··· Records provided ···

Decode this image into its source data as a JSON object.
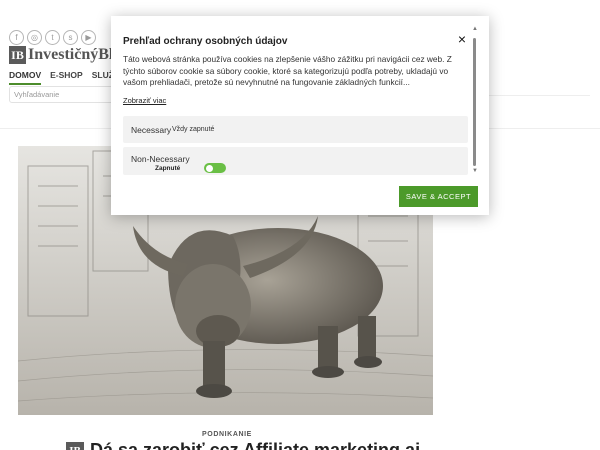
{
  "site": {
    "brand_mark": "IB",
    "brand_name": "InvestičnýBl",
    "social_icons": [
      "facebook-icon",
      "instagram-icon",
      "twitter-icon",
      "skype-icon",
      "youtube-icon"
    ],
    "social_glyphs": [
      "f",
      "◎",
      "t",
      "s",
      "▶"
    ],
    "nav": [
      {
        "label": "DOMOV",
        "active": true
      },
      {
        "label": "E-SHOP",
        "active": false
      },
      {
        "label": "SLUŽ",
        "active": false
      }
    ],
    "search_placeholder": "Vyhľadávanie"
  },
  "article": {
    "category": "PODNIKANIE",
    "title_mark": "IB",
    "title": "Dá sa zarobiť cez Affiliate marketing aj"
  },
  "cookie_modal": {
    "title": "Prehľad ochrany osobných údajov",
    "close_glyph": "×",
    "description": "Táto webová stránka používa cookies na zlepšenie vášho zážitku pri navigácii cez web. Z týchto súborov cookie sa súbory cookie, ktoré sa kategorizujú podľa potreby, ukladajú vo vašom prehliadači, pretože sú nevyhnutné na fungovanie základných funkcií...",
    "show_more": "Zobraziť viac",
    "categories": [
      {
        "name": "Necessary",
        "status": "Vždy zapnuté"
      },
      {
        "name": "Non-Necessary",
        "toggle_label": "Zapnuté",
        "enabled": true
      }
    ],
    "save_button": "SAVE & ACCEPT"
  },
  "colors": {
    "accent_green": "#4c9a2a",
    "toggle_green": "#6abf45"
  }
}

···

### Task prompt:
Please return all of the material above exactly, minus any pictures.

### Task answer:
Decode this image into its source data as a JSON object.
{
  "site": {
    "brand_mark": "IB",
    "brand_name": "InvestičnýBl",
    "social_icons": [
      "facebook-icon",
      "instagram-icon",
      "twitter-icon",
      "skype-icon",
      "youtube-icon"
    ],
    "social_glyphs": [
      "f",
      "◎",
      "t",
      "s",
      "▶"
    ],
    "nav": [
      {
        "label": "DOMOV",
        "active": true
      },
      {
        "label": "E-SHOP",
        "active": false
      },
      {
        "label": "SLUŽ",
        "active": false
      }
    ],
    "search_placeholder": "Vyhľadávanie"
  },
  "article": {
    "category": "PODNIKANIE",
    "title_mark": "IB",
    "title": "Dá sa zarobiť cez Affiliate marketing aj"
  },
  "cookie_modal": {
    "title": "Prehľad ochrany osobných údajov",
    "close_glyph": "×",
    "description": "Táto webová stránka používa cookies na zlepšenie vášho zážitku pri navigácii cez web. Z týchto súborov cookie sa súbory cookie, ktoré sa kategorizujú podľa potreby, ukladajú vo vašom prehliadači, pretože sú nevyhnutné na fungovanie základných funkcií...",
    "show_more": "Zobraziť viac",
    "categories": [
      {
        "name": "Necessary",
        "status": "Vždy zapnuté"
      },
      {
        "name": "Non-Necessary",
        "toggle_label": "Zapnuté",
        "enabled": true
      }
    ],
    "save_button": "SAVE & ACCEPT"
  },
  "colors": {
    "accent_green": "#4c9a2a",
    "toggle_green": "#6abf45"
  }
}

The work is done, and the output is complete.